Gaby is excited to join WAISN full-time as the Language Justice Coordinator, focusing on expanding our multilingual network and amplifying WAISN’s mission of protecting and advancing the power of immigrant and refugee communities. While believing that language is power, she is committed to promoting language accessibility and supporting the growth of language justice across the state of Washington.
Ruqaiyah is an Irish/Palestinian-American from Portland, Oregon, where she was raised in a Muslim community of refugees and immigrants that was heavily surveilled by the US government after 9/11. These early encounters with state surveillance and policing shaped her understanding of how interconnected foreign policy and domestic political repression are within the framework of imperialism and the war on terror. Ruqaiyah moved to Connecticut for four years to study at Yale University, where she received a Bachelor's of Arts in History with a focus on the Middle East.
During undergrad, she worked as an organizer with Havenly Treats, a refugee-run nonprofit cafe dedicated to political and economic empowerment of refugee women. At Havenly, she developed fellowship programs and classes for the women working at the cafe. Ruqaiyah has interned with several foreign policy and human rights organizations, including Project on Middle East Democracy and Gisha, which solidified her interest in human rights studies. She also co-founded Yalies4Palestine, a student group dedicated to advocating for Palestinian human rights, and led efforts to push Yale to divest from contracts that support human rights violations around the world. Ruqaiyah's identity as a Palestinian woman is central to her principles of decolonization and feminism. Through her role with WAISN as an organizer, she hopes to apply these principles to tell the stories of immigrant communities in the PNW. Joining the WAISN team has provided her the opportunity to further her goals to advocate for immigrants' rights, language justice, and the free movement of people. She believes that everyone has the right to pursue a better life and stands in solidarity as an active ally in the fight for social justice.

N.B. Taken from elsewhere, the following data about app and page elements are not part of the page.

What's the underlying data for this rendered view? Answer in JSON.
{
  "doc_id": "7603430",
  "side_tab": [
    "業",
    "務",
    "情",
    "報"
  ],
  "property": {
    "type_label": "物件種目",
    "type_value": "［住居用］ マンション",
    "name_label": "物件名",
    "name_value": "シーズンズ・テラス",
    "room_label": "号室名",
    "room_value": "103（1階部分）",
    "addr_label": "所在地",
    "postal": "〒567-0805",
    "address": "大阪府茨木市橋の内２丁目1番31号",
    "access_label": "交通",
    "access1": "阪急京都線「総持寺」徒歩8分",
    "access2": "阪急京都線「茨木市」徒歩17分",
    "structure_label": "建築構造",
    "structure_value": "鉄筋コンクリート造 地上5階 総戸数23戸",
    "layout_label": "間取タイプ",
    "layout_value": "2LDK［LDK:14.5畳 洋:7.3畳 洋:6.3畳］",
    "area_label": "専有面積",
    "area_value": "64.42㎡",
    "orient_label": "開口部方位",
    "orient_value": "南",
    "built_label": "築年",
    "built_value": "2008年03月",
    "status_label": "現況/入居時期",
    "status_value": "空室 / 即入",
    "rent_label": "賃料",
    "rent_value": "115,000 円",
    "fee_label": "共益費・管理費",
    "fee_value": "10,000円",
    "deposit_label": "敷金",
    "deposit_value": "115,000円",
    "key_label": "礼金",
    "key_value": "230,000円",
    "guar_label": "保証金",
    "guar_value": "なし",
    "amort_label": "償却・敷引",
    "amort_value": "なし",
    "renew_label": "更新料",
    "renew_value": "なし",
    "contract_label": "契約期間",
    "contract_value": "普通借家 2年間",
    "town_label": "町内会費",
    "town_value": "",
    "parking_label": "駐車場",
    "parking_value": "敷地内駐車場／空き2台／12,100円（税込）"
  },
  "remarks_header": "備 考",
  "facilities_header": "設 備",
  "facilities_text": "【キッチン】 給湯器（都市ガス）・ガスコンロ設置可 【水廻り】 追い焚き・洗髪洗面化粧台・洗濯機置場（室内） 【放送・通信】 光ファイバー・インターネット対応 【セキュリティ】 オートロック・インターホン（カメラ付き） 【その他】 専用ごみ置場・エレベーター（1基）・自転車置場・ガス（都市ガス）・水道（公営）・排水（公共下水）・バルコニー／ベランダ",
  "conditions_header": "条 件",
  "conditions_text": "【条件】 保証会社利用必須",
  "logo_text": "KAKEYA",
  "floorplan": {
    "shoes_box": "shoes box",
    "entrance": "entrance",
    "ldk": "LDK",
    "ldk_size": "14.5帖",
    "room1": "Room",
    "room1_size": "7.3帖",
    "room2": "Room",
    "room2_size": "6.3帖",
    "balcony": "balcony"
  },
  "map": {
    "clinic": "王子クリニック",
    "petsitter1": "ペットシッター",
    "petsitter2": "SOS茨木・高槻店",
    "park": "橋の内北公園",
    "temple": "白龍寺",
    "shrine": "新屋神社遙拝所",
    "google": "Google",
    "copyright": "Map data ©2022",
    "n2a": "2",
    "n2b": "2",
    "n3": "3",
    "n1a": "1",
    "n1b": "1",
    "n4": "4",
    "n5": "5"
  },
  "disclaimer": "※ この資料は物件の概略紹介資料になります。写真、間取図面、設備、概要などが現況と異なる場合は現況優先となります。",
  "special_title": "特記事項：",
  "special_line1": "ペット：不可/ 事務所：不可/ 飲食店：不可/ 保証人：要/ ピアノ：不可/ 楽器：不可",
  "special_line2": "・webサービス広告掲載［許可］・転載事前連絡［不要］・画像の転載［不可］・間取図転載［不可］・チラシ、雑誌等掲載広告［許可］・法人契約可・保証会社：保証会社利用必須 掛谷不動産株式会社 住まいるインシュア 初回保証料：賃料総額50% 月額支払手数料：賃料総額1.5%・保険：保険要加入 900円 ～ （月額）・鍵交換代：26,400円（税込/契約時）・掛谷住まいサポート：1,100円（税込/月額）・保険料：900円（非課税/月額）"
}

Lori joined WAISN as an intern in 2022. She has been working with the resource and information team to ensure the resources WAISN provides are accessible to all regardless of language and immigration status. She has a BA in Anthropology from the University of South Florida. She moved to Seattle in 2020 and decided to earn a second bachelor's degree in Applied Behavioral Sciences. Upon graduation she intends to work in refugee resettlement, ensuring all newcomers have the support and resources they need during the relocation process.
Lori is currently an intern at the International Rescue Committee working on the Unaccompanied Children Program. In her spare time, she volunteers with the Refugee Women’s Alliance helping people prepare for their citizenship test, as well as volunteering at the Trevor Project serving LGBTQ+ youth. Joining the WAISN team has provided her the opportunity to further her goals to advocate for immigrants' rights, language justice, and the free movement of people. She believes that everyone has the right to pursue a better life and stands in solidarity as an active ally in the fight for social justice.